Wall Writers Comes To New York City With John Waters & Roger Gastman

Our friend Roger Gastman put together a movie called Wall Writers that was recently released alongside a 350+ page companion book. Both film and book were conceived and directed by Gastman, while legendary filmmaker John Waters narrates the documentary and the book’s forward is written by acclaimed artist Barry McGee. If you’ll be in the New York City area be sure to check out the film and the upcoming screenings and snag a ticket at the link below. Read on for ticket information and more on Wall Writers below. . .

“Graffiti and street art today are largely considered the rock n’ roll of visual art, and WALL WRITERS is the story of its birth from Philadelphia and New York City during 1967 to 1973. WALL WRITERS is an exclusive account of the beginnings of the largest art movement of the Twentieth Century. No one has been able to tell this story until now, because no one could get complete access to the full cast of the movement’s originators featured in this film. Most of these artists have given their first ever on-camera interviews for this project. WALL WRITERS offers a once-in-a-lifetime look at the origin of graffiti and street art that continues to capture the imaginations of young people the world over.

WALL WRITERS explores graffiti’s eruption into the mainstream society during a period of social turmoil in the late 1960s and early ‘70s, and takes a closer look not only at early graffiti’s place on the wall but its place in the culture of the time. Featuring unprecedented access to and exclusive interviews with graffiti’s originators CORNBREAD, TAKI 183, LSD OM, and more than a two-dozen others. Testimonies from journalists, historians and politicians who bore witness to the wall-writing revolution are also included in the film.

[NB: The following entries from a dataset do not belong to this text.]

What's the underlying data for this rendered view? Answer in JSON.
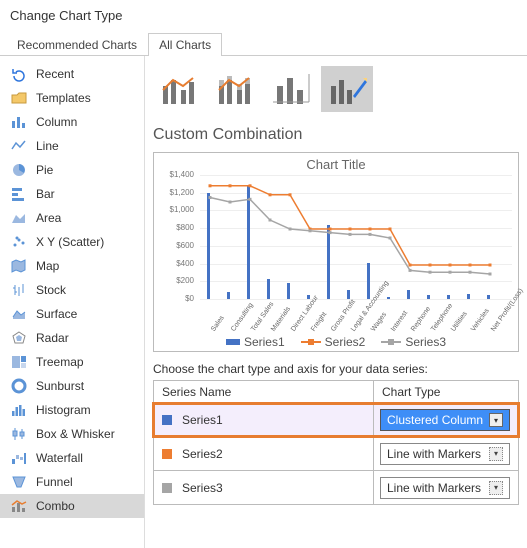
{
  "window": {
    "title": "Change Chart Type"
  },
  "tabs": {
    "recommended": "Recommended Charts",
    "all": "All Charts",
    "active": "all"
  },
  "sidebar": {
    "items": [
      {
        "id": "recent",
        "label": "Recent"
      },
      {
        "id": "templates",
        "label": "Templates"
      },
      {
        "id": "column",
        "label": "Column"
      },
      {
        "id": "line",
        "label": "Line"
      },
      {
        "id": "pie",
        "label": "Pie"
      },
      {
        "id": "bar",
        "label": "Bar"
      },
      {
        "id": "area",
        "label": "Area"
      },
      {
        "id": "xy",
        "label": "X Y (Scatter)"
      },
      {
        "id": "map",
        "label": "Map"
      },
      {
        "id": "stock",
        "label": "Stock"
      },
      {
        "id": "surface",
        "label": "Surface"
      },
      {
        "id": "radar",
        "label": "Radar"
      },
      {
        "id": "treemap",
        "label": "Treemap"
      },
      {
        "id": "sunburst",
        "label": "Sunburst"
      },
      {
        "id": "histogram",
        "label": "Histogram"
      },
      {
        "id": "boxwhisker",
        "label": "Box & Whisker"
      },
      {
        "id": "waterfall",
        "label": "Waterfall"
      },
      {
        "id": "funnel",
        "label": "Funnel"
      },
      {
        "id": "combo",
        "label": "Combo"
      }
    ],
    "selected": "combo"
  },
  "panel": {
    "title": "Custom Combination"
  },
  "preview": {
    "title": "Chart Title"
  },
  "legend": {
    "s1": "Series1",
    "s2": "Series2",
    "s3": "Series3"
  },
  "series_section": {
    "label": "Choose the chart type and axis for your data series:",
    "headers": {
      "name": "Series Name",
      "type": "Chart Type"
    },
    "rows": [
      {
        "name": "Series1",
        "chart_type": "Clustered Column",
        "color": "#4472c4",
        "highlighted": true
      },
      {
        "name": "Series2",
        "chart_type": "Line with Markers",
        "color": "#ed7d31",
        "highlighted": false
      },
      {
        "name": "Series3",
        "chart_type": "Line with Markers",
        "color": "#a5a5a5",
        "highlighted": false
      }
    ]
  },
  "chart_data": {
    "type": "combo",
    "title": "Chart Title",
    "ylabel": "",
    "xlabel": "",
    "ylim": [
      0,
      1400
    ],
    "y_ticks": [
      0,
      200,
      400,
      600,
      800,
      1000,
      1200,
      1400
    ],
    "categories": [
      "Sales",
      "Consulting",
      "Total Sales",
      "Materials",
      "Direct Labour",
      "Freight",
      "Gross Profit",
      "Legal & Accounting",
      "Wages",
      "Interest",
      "Rephone",
      "Telephone",
      "Utilities",
      "Vehicles",
      "Net Profit/(Loss)"
    ],
    "series": [
      {
        "name": "Series1",
        "type": "bar",
        "color": "#4472c4",
        "values": [
          1180,
          80,
          1260,
          220,
          180,
          40,
          820,
          100,
          400,
          20,
          100,
          50,
          50,
          60,
          40
        ]
      },
      {
        "name": "Series2",
        "type": "line",
        "color": "#ed7d31",
        "values": [
          1280,
          1280,
          1280,
          1180,
          1180,
          800,
          800,
          800,
          800,
          800,
          400,
          400,
          400,
          400,
          400
        ]
      },
      {
        "name": "Series3",
        "type": "line",
        "color": "#a5a5a5",
        "values": [
          1150,
          1100,
          1130,
          900,
          800,
          780,
          760,
          740,
          740,
          700,
          340,
          320,
          320,
          320,
          300
        ]
      }
    ],
    "legend_position": "bottom"
  }
}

More comprehensive than anything on this subject, WALL WRITERS explores not only early graffiti writing itself but the writers creating it and the culture that drove them to write — be it a need to rebel against the government, to pass a message, or simply be recognized by society. The film’s exclusive interviews are coupled with rare photographs and archival footage, most of which have never been seen on screen before and serve as historical reference points as well as evidence of early graffiti that was buffed away decades ago.

From graffiti’s humble beginnings in 1967 to the first painting being sold in 1973, WALL WRITERS reveals the context of the start of a movement that would eventually grow to transform city life, public transit, public art, and ultimately visual art the world over.”